* _Assignment_
Could you write out all the records once more, exactly?

* _Material for this exercise_
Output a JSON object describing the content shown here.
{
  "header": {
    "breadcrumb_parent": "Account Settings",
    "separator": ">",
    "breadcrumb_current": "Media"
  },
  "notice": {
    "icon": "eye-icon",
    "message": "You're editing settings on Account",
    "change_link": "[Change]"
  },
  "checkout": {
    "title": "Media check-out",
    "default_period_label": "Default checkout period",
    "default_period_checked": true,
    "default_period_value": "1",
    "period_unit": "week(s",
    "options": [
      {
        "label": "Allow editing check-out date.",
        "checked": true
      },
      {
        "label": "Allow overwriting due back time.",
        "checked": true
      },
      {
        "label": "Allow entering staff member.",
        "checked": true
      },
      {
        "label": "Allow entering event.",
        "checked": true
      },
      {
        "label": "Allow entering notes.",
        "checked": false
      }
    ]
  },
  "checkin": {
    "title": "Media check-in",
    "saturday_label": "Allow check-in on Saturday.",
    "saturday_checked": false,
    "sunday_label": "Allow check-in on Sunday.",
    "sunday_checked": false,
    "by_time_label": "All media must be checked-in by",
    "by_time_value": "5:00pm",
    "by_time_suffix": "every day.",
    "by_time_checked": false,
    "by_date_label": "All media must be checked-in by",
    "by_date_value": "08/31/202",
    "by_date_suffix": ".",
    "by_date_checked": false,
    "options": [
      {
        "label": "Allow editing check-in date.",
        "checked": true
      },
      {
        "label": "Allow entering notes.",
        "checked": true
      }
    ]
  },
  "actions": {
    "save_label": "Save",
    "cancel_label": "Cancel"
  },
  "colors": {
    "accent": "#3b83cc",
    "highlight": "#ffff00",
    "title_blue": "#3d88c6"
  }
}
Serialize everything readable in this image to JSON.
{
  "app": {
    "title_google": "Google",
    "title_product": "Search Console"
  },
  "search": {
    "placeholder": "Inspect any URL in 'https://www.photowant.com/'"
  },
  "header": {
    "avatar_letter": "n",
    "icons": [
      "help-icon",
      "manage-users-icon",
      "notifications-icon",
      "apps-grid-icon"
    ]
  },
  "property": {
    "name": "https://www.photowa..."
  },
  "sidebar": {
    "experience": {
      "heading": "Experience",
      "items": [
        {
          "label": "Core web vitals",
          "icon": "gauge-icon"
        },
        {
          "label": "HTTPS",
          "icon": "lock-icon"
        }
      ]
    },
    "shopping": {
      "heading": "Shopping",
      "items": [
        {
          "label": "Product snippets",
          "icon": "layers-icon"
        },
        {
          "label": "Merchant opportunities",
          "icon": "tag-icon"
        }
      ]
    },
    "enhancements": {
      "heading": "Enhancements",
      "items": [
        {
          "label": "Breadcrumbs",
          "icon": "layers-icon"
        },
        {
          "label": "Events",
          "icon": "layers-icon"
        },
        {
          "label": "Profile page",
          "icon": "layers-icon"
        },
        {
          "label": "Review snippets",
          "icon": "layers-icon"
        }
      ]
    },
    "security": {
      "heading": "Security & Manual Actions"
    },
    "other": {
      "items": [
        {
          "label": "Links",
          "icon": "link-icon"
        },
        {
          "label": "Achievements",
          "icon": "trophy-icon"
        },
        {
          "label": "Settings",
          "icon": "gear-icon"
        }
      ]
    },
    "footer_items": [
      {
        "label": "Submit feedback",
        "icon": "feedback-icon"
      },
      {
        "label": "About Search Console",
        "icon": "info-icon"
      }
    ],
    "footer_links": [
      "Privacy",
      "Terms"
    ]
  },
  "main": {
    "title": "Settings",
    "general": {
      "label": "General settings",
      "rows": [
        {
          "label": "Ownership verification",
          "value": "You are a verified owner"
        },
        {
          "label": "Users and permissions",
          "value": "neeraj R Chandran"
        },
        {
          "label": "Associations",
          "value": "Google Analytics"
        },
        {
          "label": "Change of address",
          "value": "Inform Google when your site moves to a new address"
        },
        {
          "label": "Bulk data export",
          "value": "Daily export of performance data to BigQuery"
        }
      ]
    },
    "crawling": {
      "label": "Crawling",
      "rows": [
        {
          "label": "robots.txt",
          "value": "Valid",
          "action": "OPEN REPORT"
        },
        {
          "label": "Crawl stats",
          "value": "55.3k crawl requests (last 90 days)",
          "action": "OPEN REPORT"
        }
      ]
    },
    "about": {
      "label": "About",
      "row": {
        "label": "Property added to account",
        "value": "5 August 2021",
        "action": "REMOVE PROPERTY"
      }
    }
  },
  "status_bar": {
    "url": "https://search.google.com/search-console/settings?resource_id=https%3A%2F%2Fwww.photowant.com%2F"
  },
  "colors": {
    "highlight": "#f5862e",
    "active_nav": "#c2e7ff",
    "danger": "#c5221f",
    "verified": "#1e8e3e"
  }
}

* _Task response_
Output a JSON object describing the content shown here.
{
  "header": {
    "breadcrumb_parent": "Account Settings",
    "separator": ">",
    "breadcrumb_current": "Media"
  },
  "notice": {
    "icon": "eye-icon",
    "message": "You're editing settings on Account",
    "change_link": "[Change]"
  },
  "checkout": {
    "title": "Media check-out",
    "default_period_label": "Default checkout period",
    "default_period_checked": true,
    "default_period_value": "1",
    "period_unit": "week(s",
    "options": [
      {
        "label": "Allow editing check-out date.",
        "checked": true
      },
      {
        "label": "Allow overwriting due back time.",
        "checked": true
      },
      {
        "label": "Allow entering staff member.",
        "checked": true
      },
      {
        "label": "Allow entering event.",
        "checked": true
      },
      {
        "label": "Allow entering notes.",
        "checked": false
      }
    ]
  },
  "checkin": {
    "title": "Media check-in",
    "saturday_label": "Allow check-in on Saturday.",
    "saturday_checked": false,
    "sunday_label": "Allow check-in on Sunday.",
    "sunday_checked": false,
    "by_time_label": "All media must be checked-in by",
    "by_time_value": "5:00pm",
    "by_time_suffix": "every day.",
    "by_time_checked": false,
    "by_date_label": "All media must be checked-in by",
    "by_date_value": "08/31/202",
    "by_date_suffix": ".",
    "by_date_checked": false,
    "options": [
      {
        "label": "Allow editing check-in date.",
        "checked": true
      },
      {
        "label": "Allow entering notes.",
        "checked": true
      }
    ]
  },
  "actions": {
    "save_label": "Save",
    "cancel_label": "Cancel"
  },
  "colors": {
    "accent": "#3b83cc",
    "highlight": "#ffff00",
    "title_blue": "#3d88c6"
  }
}
Serialize everything readable in this image to JSON.
{
  "app": {
    "title_google": "Google",
    "title_product": "Search Console"
  },
  "search": {
    "placeholder": "Inspect any URL in 'https://www.photowant.com/'"
  },
  "header": {
    "avatar_letter": "n",
    "icons": [
      "help-icon",
      "manage-users-icon",
      "notifications-icon",
      "apps-grid-icon"
    ]
  },
  "property": {
    "name": "https://www.photowa..."
  },
  "sidebar": {
    "experience": {
      "heading": "Experience",
      "items": [
        {
          "label": "Core web vitals",
          "icon": "gauge-icon"
        },
        {
          "label": "HTTPS",
          "icon": "lock-icon"
        }
      ]
    },
    "shopping": {
      "heading": "Shopping",
      "items": [
        {
          "label": "Product snippets",
          "icon": "layers-icon"
        },
        {
          "label": "Merchant opportunities",
          "icon": "tag-icon"
        }
      ]
    },
    "enhancements": {
      "heading": "Enhancements",
      "items": [
        {
          "label": "Breadcrumbs",
          "icon": "layers-icon"
        },
        {
          "label": "Events",
          "icon": "layers-icon"
        },
        {
          "label": "Profile page",
          "icon": "layers-icon"
        },
        {
          "label": "Review snippets",
          "icon": "layers-icon"
        }
      ]
    },
    "security": {
      "heading": "Security & Manual Actions"
    },
    "other": {
      "items": [
        {
          "label": "Links",
          "icon": "link-icon"
        },
        {
          "label": "Achievements",
          "icon": "trophy-icon"
        },
        {
          "label": "Settings",
          "icon": "gear-icon"
        }
      ]
    },
    "footer_items": [
      {
        "label": "Submit feedback",
        "icon": "feedback-icon"
      },
      {
        "label": "About Search Console",
        "icon": "info-icon"
      }
    ],
    "footer_links": [
      "Privacy",
      "Terms"
    ]
  },
  "main": {
    "title": "Settings",
    "general": {
      "label": "General settings",
      "rows": [
        {
          "label": "Ownership verification",
          "value": "You are a verified owner"
        },
        {
          "label": "Users and permissions",
          "value": "neeraj R Chandran"
        },
        {
          "label": "Associations",
          "value": "Google Analytics"
        },
        {
          "label": "Change of address",
          "value": "Inform Google when your site moves to a new address"
        },
        {
          "label": "Bulk data export",
          "value": "Daily export of performance data to BigQuery"
        }
      ]
    },
    "crawling": {
      "label": "Crawling",
      "rows": [
        {
          "label": "robots.txt",
          "value": "Valid",
          "action": "OPEN REPORT"
        },
        {
          "label": "Crawl stats",
          "value": "55.3k crawl requests (last 90 days)",
          "action": "OPEN REPORT"
        }
      ]
    },
    "about": {
      "label": "About",
      "row": {
        "label": "Property added to account",
        "value": "5 August 2021",
        "action": "REMOVE PROPERTY"
      }
    }
  },
  "status_bar": {
    "url": "https://search.google.com/search-console/settings?resource_id=https%3A%2F%2Fwww.photowant.com%2F"
  },
  "colors": {
    "highlight": "#f5862e",
    "active_nav": "#c2e7ff",
    "danger": "#c5221f",
    "verified": "#1e8e3e"
  }
}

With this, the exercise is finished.